I’ve never made pastrami before, so I had to do a fair bit of research to do. It turns out that pastrami actually originates from Turkey. Somehow from Turkey, it made it’s way to Romania and in the mid 1800’s, Jewish Romanians took it to America. The rest is history.

For those not in the know, pastrami is meat (traditionally beef),that has been brined, seasoned with spices, then smoked and steamed. It produces beautifully moist, tender and spicy meat, that’s perfect for sandwiches. It’s usually served on rye bread with pickles and mustard.

The Yanks, tend to use beef brisket, but when I discussed the idea with the Butchers at Peters Meats in Broadway, they recommended silverside (outside round in the U.S.), as it’s leaner than brisket.

I used a simple oven based recipe from Toriavey, (who in turn got the recipe from a Jewish delicatessen in Portland). Although the original recipe calls for the use of sodium nitrate, I decided to take the nitrate free route. As far as I can tell using sodium nitrate is as much to preserve the pink colour of the meat, as it is to kill bacteria, (I’m also not convinced that sodium nitrate is good to use in cooking). And since I was brining then cooking for 2 hours (plus eating within a week), I decided it was safe enough to chance not using sodium nitrate.

It was a bit of a lengthy process, in that you have to brine it for 5 days, then cook for 2 hours, but the end result was fantastic and tasted very authentic. It was certainly worth the wait.

Pastrami on a board

My first crack at pastrami, happy 4th July!

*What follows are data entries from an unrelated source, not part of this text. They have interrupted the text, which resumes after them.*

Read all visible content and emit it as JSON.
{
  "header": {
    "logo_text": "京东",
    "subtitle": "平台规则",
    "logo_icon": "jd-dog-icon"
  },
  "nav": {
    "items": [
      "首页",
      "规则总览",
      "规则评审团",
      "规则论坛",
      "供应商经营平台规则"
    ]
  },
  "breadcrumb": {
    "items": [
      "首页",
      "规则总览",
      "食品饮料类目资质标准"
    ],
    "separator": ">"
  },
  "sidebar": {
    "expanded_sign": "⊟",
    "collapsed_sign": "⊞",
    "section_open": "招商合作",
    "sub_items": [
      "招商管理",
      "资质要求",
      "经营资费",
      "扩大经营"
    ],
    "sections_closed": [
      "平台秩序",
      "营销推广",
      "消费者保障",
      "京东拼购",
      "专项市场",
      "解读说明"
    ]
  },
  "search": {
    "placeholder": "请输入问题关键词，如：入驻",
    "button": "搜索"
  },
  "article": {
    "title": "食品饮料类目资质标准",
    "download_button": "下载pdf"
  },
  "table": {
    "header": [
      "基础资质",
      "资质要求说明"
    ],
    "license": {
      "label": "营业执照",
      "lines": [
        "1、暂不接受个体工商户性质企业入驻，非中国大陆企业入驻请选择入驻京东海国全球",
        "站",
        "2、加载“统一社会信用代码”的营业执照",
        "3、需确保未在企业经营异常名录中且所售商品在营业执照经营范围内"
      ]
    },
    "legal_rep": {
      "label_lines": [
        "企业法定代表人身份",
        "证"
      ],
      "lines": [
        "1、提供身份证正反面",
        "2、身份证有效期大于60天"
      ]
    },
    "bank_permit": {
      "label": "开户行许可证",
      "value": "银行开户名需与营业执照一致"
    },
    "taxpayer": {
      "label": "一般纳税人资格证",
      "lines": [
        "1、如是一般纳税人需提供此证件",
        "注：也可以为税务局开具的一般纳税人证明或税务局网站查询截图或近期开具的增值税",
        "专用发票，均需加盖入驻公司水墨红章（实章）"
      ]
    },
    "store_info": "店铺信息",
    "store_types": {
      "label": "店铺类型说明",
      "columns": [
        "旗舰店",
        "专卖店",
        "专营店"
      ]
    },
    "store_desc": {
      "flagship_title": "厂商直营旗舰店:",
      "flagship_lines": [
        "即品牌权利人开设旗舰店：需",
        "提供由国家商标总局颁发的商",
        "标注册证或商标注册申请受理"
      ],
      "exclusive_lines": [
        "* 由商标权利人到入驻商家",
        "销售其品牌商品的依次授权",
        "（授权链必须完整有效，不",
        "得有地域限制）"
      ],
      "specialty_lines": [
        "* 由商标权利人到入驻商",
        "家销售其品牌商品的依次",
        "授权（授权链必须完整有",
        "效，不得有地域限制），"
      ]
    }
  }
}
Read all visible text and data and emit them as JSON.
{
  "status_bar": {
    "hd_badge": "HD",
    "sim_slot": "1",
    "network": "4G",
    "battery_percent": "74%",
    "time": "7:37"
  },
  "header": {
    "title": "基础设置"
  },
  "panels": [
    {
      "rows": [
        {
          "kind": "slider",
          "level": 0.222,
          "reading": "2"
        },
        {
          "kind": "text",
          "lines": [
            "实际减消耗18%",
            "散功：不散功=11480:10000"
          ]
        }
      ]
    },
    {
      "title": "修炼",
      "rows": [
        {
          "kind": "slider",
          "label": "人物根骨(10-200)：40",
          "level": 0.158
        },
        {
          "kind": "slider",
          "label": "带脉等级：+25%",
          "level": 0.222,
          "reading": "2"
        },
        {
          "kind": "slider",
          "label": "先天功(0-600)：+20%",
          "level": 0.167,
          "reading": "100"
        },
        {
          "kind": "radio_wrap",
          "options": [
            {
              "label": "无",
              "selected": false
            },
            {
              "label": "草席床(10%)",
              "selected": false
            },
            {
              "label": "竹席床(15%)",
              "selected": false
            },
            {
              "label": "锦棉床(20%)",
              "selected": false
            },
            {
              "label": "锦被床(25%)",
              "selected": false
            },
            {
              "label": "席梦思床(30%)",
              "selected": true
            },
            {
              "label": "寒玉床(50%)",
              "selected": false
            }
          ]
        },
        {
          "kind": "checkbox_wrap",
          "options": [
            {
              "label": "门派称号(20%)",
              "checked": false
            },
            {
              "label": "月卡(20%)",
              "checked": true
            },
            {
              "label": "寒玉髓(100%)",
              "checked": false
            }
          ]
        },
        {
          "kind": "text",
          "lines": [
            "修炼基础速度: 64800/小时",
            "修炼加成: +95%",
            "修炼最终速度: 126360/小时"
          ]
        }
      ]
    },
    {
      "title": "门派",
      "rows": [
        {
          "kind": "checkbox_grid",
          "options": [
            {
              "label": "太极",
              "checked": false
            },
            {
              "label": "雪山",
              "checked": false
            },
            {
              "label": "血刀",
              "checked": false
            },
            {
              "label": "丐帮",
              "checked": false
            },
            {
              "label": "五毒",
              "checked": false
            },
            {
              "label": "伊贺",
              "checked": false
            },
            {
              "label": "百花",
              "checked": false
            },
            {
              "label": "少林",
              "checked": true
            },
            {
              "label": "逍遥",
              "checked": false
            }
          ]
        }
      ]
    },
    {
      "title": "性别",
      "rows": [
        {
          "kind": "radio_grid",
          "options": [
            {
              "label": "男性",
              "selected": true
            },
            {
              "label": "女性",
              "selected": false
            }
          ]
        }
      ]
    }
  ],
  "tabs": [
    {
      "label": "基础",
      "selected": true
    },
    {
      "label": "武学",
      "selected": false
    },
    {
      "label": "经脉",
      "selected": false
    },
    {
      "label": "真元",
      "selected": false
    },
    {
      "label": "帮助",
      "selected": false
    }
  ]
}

Cooking time: 2 hours
Prep time: 5 days
Equipment: Large stockpot, 4 litre container and a large roasting tin with rack


800g-1kg beef silverside (or brisket)


  • ½ cup of salt (any salt will do, I used iodised cooking salt)
  • 3 ltrs water
  • ½ cup of raw sugar
  • ¼ cup soft brown sugar
  • 1/3 cup honey
  • 1 tblsp pickling spice
  • 1 tblsp whole mustard seeds
  • 1 tblsp whole coriander seeds
  • ½ tsp cinnamon
  • ½ tsp white pepper
  • 2 cloves of garlic crushed

Spice rub

  • 1/3 cup ground corriander
  • 1 tblsp freshly ground black pepper
  • 1 tblsp smoked paprika


  • In the stock pot, heat the water with the sugar, honey, garlic, salt and spices, until it begins to boil and the sugar and salt has dissolved.
  • Remove from heat and allow to completely cool.
  • Put the meat into the 4 litre container.
  • Pour the brine mix into the container, until the meat is completely submerged.
  • Cover with a lid or plastic wrap and put into the refrigerator for five days.
  • Turn the meat on a daily basis (and stir the brine at the same time so all the spice/salt doesn’t settle at the bottom).
  • To cook the pastrami, drain the brine and dry the meat with a clean tea towel or paper towel.
  • To make the spice rub, combine the 3 spices in a bowl.
  • Set the meat on a roasting rack (fatty side down) and apply the spice rub.
Pastrami ready to be cooked

Spiced up and ready to go

  • Apply 1/3 of the spice rub to the fatty side and the remainder to the other sides.
  • Put the rack over a roasting dish, with 3-4 cups of water in the bottom of the tray. It’s important at this stage that the pastrami is fatty side down.
  • Cover the meat and tray with foil, this will help lock in the steam and keep the meat moist.
pastrami in foil

Foiled again

  • Let the meat come to room temperature (about 30 minutes).
  • Bake at 150 degrees C, until the meat reaches 95 degrees. This will take about 2hrs per kg.
  • Serve hot or cold in a sandwich on rye bread with sauerkraut or gerkins.
  • Wrapped tightly in foil and stored in a sealed container in the fridge, the pastrami will last about 1 week in the fridge.
pastrami sandwich

Every picnic should have this

FYI – You’ll be pleased to know, I have enjoyed several sandwiches and haven’t suffered any ill effects from the absence of the sodium nitrate.


About the Author

Englishman in Sydney loves a whisky, pies and all things savoury. Digital Marketer by day, cook the rest of the time. Amateur writer, photographer & aspiring anthropologists.

3 Responses to Spicy pastrami

  1. Wow I’ve never made my own pastrami before but yours looks amazing! And I’m totally with you on the picnic thing too!

  2. Pingback: Our Growing Edge Round Up – June 2015 | Supper Lovin’

Leave a Reply

Your email address will not be published. Required fields are marked *

Back to Top ↑